By on 24/03/2015
The officers were among 1,300 people arrested on suspicion of accessing or downloading indecent images of children – some as young as five – from US-based Internet sites.
Thirty-five men were arrested in London this morning as part of the investigation – codenamed Operation Ore – following raids on 45 addresses across the capital.
Of the 50 policemen identified, eight have been charged to date and the remainder bailed pending further inquiries. Scotland Yard said none of those arrested today was a policeman.
At a press conference at Scotland Yard today, Jim Gamble, assistant chief constable of the National Crime Squad, said he was not surprised at the number of police officers among the suspects.
“As police officers, we should expect to be held accountable,” he said.
“Fifty police officers have been identified and we are not hiding that fact.
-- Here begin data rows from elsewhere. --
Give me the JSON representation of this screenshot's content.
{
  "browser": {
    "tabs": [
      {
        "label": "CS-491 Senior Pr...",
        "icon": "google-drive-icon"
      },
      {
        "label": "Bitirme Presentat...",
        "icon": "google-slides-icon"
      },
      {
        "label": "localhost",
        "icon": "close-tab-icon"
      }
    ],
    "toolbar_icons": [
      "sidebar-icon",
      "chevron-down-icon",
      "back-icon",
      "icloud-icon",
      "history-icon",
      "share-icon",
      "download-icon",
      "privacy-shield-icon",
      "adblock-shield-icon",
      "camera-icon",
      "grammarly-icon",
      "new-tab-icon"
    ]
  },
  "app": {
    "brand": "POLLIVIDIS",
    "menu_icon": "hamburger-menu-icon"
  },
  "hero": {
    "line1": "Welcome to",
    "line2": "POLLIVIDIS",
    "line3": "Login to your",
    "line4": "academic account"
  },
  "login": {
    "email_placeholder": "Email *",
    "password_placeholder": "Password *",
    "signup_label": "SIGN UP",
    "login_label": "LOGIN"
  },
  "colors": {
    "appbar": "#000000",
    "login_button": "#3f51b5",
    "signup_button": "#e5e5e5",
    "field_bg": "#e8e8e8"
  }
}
We want you to know about that to reassure you.
“Police officers are member of the communities that they serve and there will be good people and bad people in the police.”
Mr Gamble said the 50 officers were among 1,200 Britons who had been identified as “category one or two” suspects – those who posed the greatest potential risk to children.
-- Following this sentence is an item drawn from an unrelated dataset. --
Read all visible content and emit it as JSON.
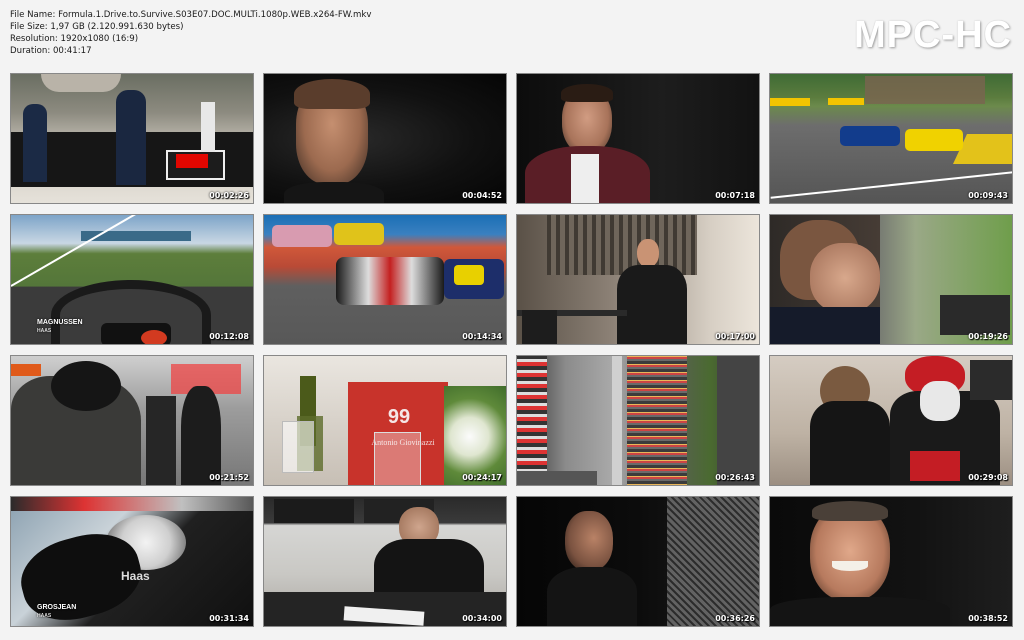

In addition, 40 children nationwide – 28 of them in London – had been identified as being at risk of being abused and appropriate steps had been taken with other agencies to ensure that all the youngsters were safe.
Before today’s arrests, the Metropolitan Police had executed 75 warrants across the capital with 65 arrests and more than 130 computers seized.
Although 7,000 suspected users of “pay-per-view” child pornography sites based in the US were identified in Britain, Mr Gamble said the actual number of offenders would probably be lower, partly due to duplicates.
The Met’s Deputy Assistant Commissioner, Carole Howlett, said today’s raids represented the single largest operation of its kind mounted so far by the force.
She added: “Our priority so far has been to identify those individuals on the list that pose the greatest threat to children now.
“But this process is on-going … and it will continue after today, even though it is extremely resource intensive.”
Ms Howlett also announced that the Home Office had agreed to allocate an extra £500,000 to support further action as part of Operation Ore.
She said the money would be used to provide extra training in computer forensics for officers across the country and to buy more equipment for analysing computers seized.
Commenting on today’s operation, children’s charity NSPCC said it had been assisting the Met by responding to any emerging child protection matters.
Colin Turner, head of NSPCC’s specialist investigation service, said: “The arrests send out a strong warning to those that think they can remain anonymous and escape the law by using the Internet to trade in child abuse images.
“Behind these indecent, abusive images are real children who will have suffered immense damage and trauma.”
Operation Ore is the UK wing of a huge FBI operation which traced 250,000 paedophiles worldwide last year through credit card details used to pay for downloading child porn.